**Instructions to follow**
The output should be identical to the entries that follow.

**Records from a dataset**
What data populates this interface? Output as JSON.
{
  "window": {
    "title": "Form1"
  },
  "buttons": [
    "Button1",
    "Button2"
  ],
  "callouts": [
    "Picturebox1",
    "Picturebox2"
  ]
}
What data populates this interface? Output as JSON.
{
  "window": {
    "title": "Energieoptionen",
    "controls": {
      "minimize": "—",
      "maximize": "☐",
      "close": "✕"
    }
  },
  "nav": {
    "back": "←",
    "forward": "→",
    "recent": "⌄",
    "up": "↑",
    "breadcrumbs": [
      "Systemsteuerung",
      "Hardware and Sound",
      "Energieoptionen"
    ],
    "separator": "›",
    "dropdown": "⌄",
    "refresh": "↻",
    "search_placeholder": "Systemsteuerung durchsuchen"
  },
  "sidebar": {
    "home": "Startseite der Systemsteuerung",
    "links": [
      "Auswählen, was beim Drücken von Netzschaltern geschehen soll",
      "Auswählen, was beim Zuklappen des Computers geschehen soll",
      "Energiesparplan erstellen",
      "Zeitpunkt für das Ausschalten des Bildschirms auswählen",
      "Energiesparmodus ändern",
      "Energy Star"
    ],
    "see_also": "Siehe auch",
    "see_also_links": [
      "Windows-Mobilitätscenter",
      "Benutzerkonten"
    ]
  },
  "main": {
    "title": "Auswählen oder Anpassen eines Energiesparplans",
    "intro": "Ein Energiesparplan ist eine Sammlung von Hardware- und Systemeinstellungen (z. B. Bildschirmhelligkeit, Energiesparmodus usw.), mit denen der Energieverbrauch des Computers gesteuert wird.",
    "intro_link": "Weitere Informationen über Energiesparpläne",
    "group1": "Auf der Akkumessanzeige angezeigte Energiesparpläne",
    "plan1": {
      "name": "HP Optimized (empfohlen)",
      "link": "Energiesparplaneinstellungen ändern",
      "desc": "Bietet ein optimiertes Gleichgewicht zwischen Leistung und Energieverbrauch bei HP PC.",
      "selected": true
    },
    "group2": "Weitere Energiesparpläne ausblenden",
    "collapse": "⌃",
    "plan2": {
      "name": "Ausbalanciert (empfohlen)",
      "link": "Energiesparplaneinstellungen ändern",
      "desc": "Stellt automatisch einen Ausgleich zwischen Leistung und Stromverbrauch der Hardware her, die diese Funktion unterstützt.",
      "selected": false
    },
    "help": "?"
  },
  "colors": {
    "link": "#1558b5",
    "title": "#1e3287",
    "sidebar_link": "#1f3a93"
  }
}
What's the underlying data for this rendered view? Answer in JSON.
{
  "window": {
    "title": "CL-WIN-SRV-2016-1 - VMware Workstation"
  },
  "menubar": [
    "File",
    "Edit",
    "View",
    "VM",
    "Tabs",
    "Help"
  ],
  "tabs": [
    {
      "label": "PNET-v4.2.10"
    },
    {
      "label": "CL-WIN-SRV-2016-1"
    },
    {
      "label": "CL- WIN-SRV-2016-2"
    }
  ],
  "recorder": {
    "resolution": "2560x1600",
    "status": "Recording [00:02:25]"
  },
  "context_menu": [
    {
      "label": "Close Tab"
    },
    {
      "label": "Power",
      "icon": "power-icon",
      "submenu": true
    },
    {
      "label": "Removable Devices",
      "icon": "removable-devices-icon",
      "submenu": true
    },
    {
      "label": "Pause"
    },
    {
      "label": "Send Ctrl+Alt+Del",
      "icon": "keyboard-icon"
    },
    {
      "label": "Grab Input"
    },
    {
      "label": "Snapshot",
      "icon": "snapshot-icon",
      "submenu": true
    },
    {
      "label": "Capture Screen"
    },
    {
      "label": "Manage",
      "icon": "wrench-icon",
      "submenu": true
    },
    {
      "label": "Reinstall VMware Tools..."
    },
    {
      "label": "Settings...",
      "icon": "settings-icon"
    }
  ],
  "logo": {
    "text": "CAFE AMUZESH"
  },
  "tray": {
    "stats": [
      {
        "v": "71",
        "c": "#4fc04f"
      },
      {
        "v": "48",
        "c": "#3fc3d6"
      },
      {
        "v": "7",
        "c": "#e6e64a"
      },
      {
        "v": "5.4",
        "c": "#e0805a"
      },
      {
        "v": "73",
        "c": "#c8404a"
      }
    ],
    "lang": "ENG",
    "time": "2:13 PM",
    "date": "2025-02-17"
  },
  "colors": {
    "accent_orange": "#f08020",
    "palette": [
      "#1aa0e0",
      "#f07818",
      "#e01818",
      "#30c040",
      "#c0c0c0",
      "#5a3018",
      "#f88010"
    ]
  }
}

**Exercise response**
What data populates this interface? Output as JSON.
{
  "window": {
    "title": "Form1"
  },
  "buttons": [
    "Button1",
    "Button2"
  ],
  "callouts": [
    "Picturebox1",
    "Picturebox2"
  ]
}
What data populates this interface? Output as JSON.
{
  "window": {
    "title": "Energieoptionen",
    "controls": {
      "minimize": "—",
      "maximize": "☐",
      "close": "✕"
    }
  },
  "nav": {
    "back": "←",
    "forward": "→",
    "recent": "⌄",
    "up": "↑",
    "breadcrumbs": [
      "Systemsteuerung",
      "Hardware and Sound",
      "Energieoptionen"
    ],
    "separator": "›",
    "dropdown": "⌄",
    "refresh": "↻",
    "search_placeholder": "Systemsteuerung durchsuchen"
  },
  "sidebar": {
    "home": "Startseite der Systemsteuerung",
    "links": [
      "Auswählen, was beim Drücken von Netzschaltern geschehen soll",
      "Auswählen, was beim Zuklappen des Computers geschehen soll",
      "Energiesparplan erstellen",
      "Zeitpunkt für das Ausschalten des Bildschirms auswählen",
      "Energiesparmodus ändern",
      "Energy Star"
    ],
    "see_also": "Siehe auch",
    "see_also_links": [
      "Windows-Mobilitätscenter",
      "Benutzerkonten"
    ]
  },
  "main": {
    "title": "Auswählen oder Anpassen eines Energiesparplans",
    "intro": "Ein Energiesparplan ist eine Sammlung von Hardware- und Systemeinstellungen (z. B. Bildschirmhelligkeit, Energiesparmodus usw.), mit denen der Energieverbrauch des Computers gesteuert wird.",
    "intro_link": "Weitere Informationen über Energiesparpläne",
    "group1": "Auf der Akkumessanzeige angezeigte Energiesparpläne",
    "plan1": {
      "name": "HP Optimized (empfohlen)",
      "link": "Energiesparplaneinstellungen ändern",
      "desc": "Bietet ein optimiertes Gleichgewicht zwischen Leistung und Energieverbrauch bei HP PC.",
      "selected": true
    },
    "group2": "Weitere Energiesparpläne ausblenden",
    "collapse": "⌃",
    "plan2": {
      "name": "Ausbalanciert (empfohlen)",
      "link": "Energiesparplaneinstellungen ändern",
      "desc": "Stellt automatisch einen Ausgleich zwischen Leistung und Stromverbrauch der Hardware her, die diese Funktion unterstützt.",
      "selected": false
    },
    "help": "?"
  },
  "colors": {
    "link": "#1558b5",
    "title": "#1e3287",
    "sidebar_link": "#1f3a93"
  }
}
What's the underlying data for this rendered view? Answer in JSON.
{
  "window": {
    "title": "CL-WIN-SRV-2016-1 - VMware Workstation"
  },
  "menubar": [
    "File",
    "Edit",
    "View",
    "VM",
    "Tabs",
    "Help"
  ],
  "tabs": [
    {
      "label": "PNET-v4.2.10"
    },
    {
      "label": "CL-WIN-SRV-2016-1"
    },
    {
      "label": "CL- WIN-SRV-2016-2"
    }
  ],
  "recorder": {
    "resolution": "2560x1600",
    "status": "Recording [00:02:25]"
  },
  "context_menu": [
    {
      "label": "Close Tab"
    },
    {
      "label": "Power",
      "icon": "power-icon",
      "submenu": true
    },
    {
      "label": "Removable Devices",
      "icon": "removable-devices-icon",
      "submenu": true
    },
    {
      "label": "Pause"
    },
    {
      "label": "Send Ctrl+Alt+Del",
      "icon": "keyboard-icon"
    },
    {
      "label": "Grab Input"
    },
    {
      "label": "Snapshot",
      "icon": "snapshot-icon",
      "submenu": true
    },
    {
      "label": "Capture Screen"
    },
    {
      "label": "Manage",
      "icon": "wrench-icon",
      "submenu": true
    },
    {
      "label": "Reinstall VMware Tools..."
    },
    {
      "label": "Settings...",
      "icon": "settings-icon"
    }
  ],
  "logo": {
    "text": "CAFE AMUZESH"
  },
  "tray": {
    "stats": [
      {
        "v": "71",
        "c": "#4fc04f"
      },
      {
        "v": "48",
        "c": "#3fc3d6"
      },
      {
        "v": "7",
        "c": "#e6e64a"
      },
      {
        "v": "5.4",
        "c": "#e0805a"
      },
      {
        "v": "73",
        "c": "#c8404a"
      }
    ],
    "lang": "ENG",
    "time": "2:13 PM",
    "date": "2025-02-17"
  },
  "colors": {
    "accent_orange": "#f08020",
    "palette": [
      "#1aa0e0",
      "#f07818",
      "#e01818",
      "#30c040",
      "#c0c0c0",
      "#5a3018",
      "#f88010"
    ]
  }
}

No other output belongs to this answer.